December 20, 2011

HOUSTON - Monday's official exoneration of Michael Morton - after serving 25 years in a Texas prison for a murder he did not commit - is just the latest example of a fallible criminal justice system, and one more reason the public is growing increasingly wary of capital punishment, according to Kathryn Kase, a death-penalty lawyer who directs the Texas Defender Service's Trial Project.

Kase thinks public sentiment is approaching a tipping point, reflected, in part, by a sharp decline in Texas executions in 2011.

"Texas hit a 30-year low in new death sentences; we had only eight. We hit a 15-year low in executions; we had only 13. And Texans are having a growing problem with the death penalty."

Recent polls indicate support for capital punishment has dropped nearly 20 points nationwide in the last couple of decades, with a slim majority now preferring to see life sentences without parole. Since Texas began allowing juries to use that option in 2005, Kase says courts have increasingly embraced it as a less-expensive alternative.

Some death-penalty supporters say today's reduced use of capital punishment is not so much a mark of changing opinion as it is a result of falling murder rates. But Kase thinks growing awareness of a combination of factors is at play.

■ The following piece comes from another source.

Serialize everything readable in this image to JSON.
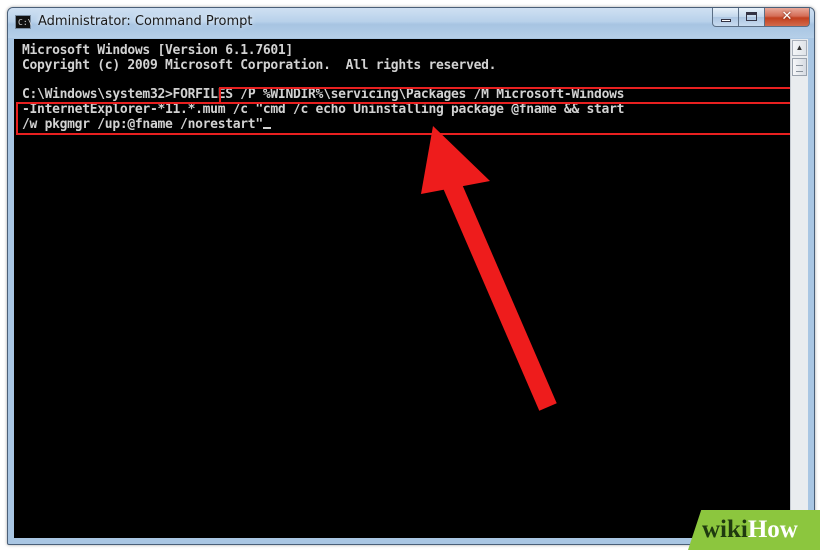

"There are innocent people on death row, the costs are very, very high - compared to life in prison - and we disproportionately use the death penalty against people of color."

Increasing numbers of high-profile, questionable convictions, she says, are taking a toll on the public's imagination - including the case of Michael Morton, exonerated by a Williamson County judge after DNA evidence proved he did not murder his wife. His attorneys are now pursuing charges of misconduct against the then prosecutor who secured his conviction.

While Morton was not on death row, Kase thinks stories like his are causing people to rethink the death penalty.

"People say they'd rather see individuals have life sentences, because we can always go back and undo those if we're wrong. But with the death sentence, if we carry out the execution, we can't practice resurrection and bring them back."

More and more states are abandoning capital punishment altogether, but Kase says some Texas prosecutors are ignoring the changing mood. Six new capital cases and seven executions are scheduled in Texas during the first quarter of next year.

Peter Malof, Public News Service - TX